The workshop started off late because the opening ceremony which included speeches from the ministers and representatives of the organizations was missing one speaker: the minister or undersecretary of the unnamed ministry, who was stuck in traffic. He showed up eventually, gave a 45-second speech which turns out had been prepared by my own boss, because apparently the unnamed ministry’s minister/undersecretary and his employees did not prepare speeches, and left before coffee break. The rest of the day was relatively uneventful, until my own boss along with the undersecretary for health approached me and ask if there was a per diem included in the budget for participants. A per diem is a term that was previously unknown to me until I was introduced to the Sudanese civil service. Apparently, aside from their salaries, people who participate in workshops, course, conferences, committees and other activities receive payment for their participation. I remember when I had first started working I heard about a workshop in disaster management that I was interested in, but was worried that I wouldn’t have the money to apply for it. When I asked how much it cost, people looked at me and laughed. Someone then explained to me that you don’t pay for training in the ministry; you get paid for it. Somewhere along the line the civil service developed the culture of having to bribe employees to do their jobs, to get continuous professional development, and to attempt to expand their horizons. And since employees’ salaries aren’t enough to put food on the table for more than a week, let alone pay for healthcare expenses, children’s clothes, tuition fees, electricity and water bills and other basic necessities, these payments turned into a necessity and are even seen as a basic right that comes with their serving the government. With that understanding, they will not donate their precious time and effort to participate in any activity which does not have such payment attached. And sure enough, halfway through the 1st day of the workshop they aforementioned unnamed ministry representatives asked outright to show them the money or show them the door.Aji yakhwani?!
I didn’t know if I should laugh, cry or just pack up and go home. Having no way of doing either one, I simply stated that no, per diem was not included in the budget since we were already paying more than 250SDG per head for the hall and lunch in one of the fanciest hotels in the Khartoum, among other things. So after discussion and negotiation between themselves, the undersecretary decided to pay the per diems from his own stock of money back at the office, otherwise the entire workshop would collapse. And sure enough, names were taken down, including mine and those working with me, since you can’t pay the guests and not pay the workers. And sure enough, the following week I was seen settling all pending financial and administrative issues (alone) including hauling around almost 20,000 SDG in ‘incentives’ to those listed. And those listed included the undersecretary for the unnamed ministry who was late on the first day and who delivered a 45-second speech that was written for him by the ministry of health, who didn’t even wait for the coffee break, and received 2,000 SDG alone.

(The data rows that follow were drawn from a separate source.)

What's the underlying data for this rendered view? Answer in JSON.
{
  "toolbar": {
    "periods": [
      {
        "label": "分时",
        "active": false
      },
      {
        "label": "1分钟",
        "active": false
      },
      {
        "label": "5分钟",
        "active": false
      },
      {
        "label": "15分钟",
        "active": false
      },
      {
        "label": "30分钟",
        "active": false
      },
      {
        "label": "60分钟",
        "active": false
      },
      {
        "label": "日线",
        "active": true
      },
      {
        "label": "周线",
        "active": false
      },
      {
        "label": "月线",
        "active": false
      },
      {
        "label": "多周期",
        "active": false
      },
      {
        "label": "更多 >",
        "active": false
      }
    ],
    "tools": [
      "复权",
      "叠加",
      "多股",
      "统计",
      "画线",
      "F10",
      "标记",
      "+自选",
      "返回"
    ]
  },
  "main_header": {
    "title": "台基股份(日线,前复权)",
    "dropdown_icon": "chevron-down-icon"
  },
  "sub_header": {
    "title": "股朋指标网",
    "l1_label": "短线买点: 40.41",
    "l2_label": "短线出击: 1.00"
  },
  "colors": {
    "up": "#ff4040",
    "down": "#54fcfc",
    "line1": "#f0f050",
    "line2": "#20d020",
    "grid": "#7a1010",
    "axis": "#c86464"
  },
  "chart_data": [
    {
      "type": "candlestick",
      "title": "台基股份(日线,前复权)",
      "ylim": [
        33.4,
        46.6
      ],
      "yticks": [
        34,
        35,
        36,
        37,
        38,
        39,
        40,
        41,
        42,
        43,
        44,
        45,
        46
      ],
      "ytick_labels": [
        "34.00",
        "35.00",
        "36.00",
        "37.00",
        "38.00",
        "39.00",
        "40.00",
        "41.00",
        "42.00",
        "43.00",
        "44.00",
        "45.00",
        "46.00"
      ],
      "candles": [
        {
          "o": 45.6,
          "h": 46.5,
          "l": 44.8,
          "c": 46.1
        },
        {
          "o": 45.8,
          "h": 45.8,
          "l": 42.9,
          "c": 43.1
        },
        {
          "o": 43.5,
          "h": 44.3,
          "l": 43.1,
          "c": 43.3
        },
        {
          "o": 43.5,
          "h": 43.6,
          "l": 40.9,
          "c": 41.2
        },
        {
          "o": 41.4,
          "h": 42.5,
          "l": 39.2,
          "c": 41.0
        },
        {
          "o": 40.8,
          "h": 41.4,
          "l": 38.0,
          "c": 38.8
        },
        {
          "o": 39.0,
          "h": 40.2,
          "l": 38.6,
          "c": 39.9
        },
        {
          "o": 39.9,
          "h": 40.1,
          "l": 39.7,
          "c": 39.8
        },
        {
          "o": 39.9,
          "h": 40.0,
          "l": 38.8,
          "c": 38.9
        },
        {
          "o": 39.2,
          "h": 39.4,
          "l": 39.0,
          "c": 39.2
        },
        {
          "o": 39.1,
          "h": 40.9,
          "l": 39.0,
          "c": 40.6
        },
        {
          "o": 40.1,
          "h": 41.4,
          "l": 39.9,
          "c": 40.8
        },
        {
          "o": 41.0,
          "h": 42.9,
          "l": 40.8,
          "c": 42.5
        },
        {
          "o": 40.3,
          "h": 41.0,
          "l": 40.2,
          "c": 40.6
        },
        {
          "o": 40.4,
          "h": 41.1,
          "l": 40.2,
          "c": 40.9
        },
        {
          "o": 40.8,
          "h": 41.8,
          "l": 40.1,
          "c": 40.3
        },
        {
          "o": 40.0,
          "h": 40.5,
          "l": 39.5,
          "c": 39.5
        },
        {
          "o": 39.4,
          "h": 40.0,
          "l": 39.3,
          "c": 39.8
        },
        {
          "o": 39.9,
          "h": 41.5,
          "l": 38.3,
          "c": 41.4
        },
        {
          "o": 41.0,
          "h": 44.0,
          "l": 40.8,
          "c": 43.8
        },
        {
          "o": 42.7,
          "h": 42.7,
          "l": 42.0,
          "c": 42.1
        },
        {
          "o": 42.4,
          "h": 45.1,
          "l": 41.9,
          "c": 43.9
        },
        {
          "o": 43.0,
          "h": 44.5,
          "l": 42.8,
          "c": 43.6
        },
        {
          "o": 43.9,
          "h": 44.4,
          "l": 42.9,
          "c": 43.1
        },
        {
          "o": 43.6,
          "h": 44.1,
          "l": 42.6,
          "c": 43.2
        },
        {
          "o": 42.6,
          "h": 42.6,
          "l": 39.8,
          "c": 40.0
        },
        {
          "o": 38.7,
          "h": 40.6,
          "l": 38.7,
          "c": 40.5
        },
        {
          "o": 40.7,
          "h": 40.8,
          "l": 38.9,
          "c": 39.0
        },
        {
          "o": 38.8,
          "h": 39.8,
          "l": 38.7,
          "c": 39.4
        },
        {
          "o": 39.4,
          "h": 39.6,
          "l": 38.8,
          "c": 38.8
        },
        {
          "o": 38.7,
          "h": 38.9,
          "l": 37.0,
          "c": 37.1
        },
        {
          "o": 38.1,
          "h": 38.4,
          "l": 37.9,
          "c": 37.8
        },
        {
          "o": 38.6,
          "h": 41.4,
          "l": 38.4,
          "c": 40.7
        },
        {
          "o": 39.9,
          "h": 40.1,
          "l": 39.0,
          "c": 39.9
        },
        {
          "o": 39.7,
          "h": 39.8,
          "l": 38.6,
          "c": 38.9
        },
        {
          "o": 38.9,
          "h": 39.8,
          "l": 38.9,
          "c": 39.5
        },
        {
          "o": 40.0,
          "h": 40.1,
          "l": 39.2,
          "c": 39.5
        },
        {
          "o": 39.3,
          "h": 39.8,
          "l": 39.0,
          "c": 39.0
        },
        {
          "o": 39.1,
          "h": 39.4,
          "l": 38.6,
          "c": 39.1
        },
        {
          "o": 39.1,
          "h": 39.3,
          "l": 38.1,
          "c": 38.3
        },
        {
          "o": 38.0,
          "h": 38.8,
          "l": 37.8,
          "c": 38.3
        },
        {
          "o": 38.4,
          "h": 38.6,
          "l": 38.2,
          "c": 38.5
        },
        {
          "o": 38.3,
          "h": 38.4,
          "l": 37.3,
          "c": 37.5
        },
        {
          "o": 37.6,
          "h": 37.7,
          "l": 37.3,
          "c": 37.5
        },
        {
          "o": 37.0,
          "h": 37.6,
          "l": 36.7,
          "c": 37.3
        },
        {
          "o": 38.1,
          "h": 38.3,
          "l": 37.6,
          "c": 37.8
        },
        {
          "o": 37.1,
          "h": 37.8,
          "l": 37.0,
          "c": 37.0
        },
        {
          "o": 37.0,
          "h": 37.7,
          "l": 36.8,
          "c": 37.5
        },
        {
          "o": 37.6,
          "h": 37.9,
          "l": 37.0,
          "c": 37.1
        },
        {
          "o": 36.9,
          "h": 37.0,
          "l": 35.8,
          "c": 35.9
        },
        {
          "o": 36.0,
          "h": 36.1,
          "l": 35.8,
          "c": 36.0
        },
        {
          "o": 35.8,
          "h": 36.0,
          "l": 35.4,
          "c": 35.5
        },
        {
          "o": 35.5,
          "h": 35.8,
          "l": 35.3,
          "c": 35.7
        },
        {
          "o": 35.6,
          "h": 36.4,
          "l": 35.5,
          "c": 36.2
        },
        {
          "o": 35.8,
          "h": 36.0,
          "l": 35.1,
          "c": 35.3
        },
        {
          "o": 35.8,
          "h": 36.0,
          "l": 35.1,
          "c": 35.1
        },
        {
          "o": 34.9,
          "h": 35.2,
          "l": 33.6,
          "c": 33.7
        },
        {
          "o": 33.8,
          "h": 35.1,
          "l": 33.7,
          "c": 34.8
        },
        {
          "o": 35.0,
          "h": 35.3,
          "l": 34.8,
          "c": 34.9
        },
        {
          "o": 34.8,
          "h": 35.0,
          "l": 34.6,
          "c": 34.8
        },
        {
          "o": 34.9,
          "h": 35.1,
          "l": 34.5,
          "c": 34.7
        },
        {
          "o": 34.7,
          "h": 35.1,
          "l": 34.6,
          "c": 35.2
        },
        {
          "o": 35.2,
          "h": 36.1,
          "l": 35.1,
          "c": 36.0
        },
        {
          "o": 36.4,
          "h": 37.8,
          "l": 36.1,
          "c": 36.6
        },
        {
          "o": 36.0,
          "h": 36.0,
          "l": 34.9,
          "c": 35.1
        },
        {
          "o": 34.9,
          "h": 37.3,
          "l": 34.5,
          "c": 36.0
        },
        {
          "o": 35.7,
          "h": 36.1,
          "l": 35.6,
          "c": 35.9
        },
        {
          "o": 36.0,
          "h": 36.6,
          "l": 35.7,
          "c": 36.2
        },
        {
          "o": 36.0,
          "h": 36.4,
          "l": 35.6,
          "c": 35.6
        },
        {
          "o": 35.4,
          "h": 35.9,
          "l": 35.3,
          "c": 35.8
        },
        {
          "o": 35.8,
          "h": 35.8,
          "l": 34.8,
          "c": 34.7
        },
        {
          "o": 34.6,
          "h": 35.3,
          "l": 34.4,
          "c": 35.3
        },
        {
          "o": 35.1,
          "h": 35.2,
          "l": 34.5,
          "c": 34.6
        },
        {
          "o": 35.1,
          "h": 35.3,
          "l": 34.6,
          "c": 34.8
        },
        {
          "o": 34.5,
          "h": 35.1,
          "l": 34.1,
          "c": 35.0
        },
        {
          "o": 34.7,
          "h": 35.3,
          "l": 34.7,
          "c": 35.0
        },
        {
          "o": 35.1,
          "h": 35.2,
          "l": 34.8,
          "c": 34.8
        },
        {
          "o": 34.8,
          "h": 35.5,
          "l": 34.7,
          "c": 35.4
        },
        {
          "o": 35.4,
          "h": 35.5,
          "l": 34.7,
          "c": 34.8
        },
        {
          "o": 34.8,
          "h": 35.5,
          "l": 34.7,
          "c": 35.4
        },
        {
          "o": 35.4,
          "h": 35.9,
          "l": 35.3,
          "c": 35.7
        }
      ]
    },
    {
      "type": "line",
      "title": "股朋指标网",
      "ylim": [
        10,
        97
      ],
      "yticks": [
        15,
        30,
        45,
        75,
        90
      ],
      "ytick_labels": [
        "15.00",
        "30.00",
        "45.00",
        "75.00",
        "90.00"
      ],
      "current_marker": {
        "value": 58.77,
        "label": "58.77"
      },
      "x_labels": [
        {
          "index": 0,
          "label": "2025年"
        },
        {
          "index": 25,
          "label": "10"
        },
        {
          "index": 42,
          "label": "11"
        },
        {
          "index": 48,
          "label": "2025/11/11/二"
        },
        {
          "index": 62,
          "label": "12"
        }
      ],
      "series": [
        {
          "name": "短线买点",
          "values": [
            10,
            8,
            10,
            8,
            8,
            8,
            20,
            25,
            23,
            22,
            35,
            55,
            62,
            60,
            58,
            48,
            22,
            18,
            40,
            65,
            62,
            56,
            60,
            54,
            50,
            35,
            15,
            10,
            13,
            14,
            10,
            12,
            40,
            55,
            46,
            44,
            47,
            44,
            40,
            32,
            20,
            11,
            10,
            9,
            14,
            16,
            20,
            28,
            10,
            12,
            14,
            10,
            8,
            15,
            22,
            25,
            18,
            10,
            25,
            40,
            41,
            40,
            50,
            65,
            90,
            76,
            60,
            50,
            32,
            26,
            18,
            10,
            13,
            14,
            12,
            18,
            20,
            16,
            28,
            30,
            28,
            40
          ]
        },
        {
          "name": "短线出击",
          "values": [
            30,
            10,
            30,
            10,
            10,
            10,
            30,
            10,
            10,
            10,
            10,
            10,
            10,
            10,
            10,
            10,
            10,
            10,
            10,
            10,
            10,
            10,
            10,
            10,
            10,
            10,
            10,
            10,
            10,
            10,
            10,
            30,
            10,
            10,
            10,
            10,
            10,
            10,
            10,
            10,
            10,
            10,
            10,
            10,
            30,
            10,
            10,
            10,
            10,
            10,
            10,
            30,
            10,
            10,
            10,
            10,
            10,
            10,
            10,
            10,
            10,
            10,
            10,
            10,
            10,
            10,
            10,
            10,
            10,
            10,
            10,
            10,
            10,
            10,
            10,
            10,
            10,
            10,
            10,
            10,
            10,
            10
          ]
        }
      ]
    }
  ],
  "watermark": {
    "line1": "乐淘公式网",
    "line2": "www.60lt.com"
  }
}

And that is one of the many reasons why civil service in this country is nonsense.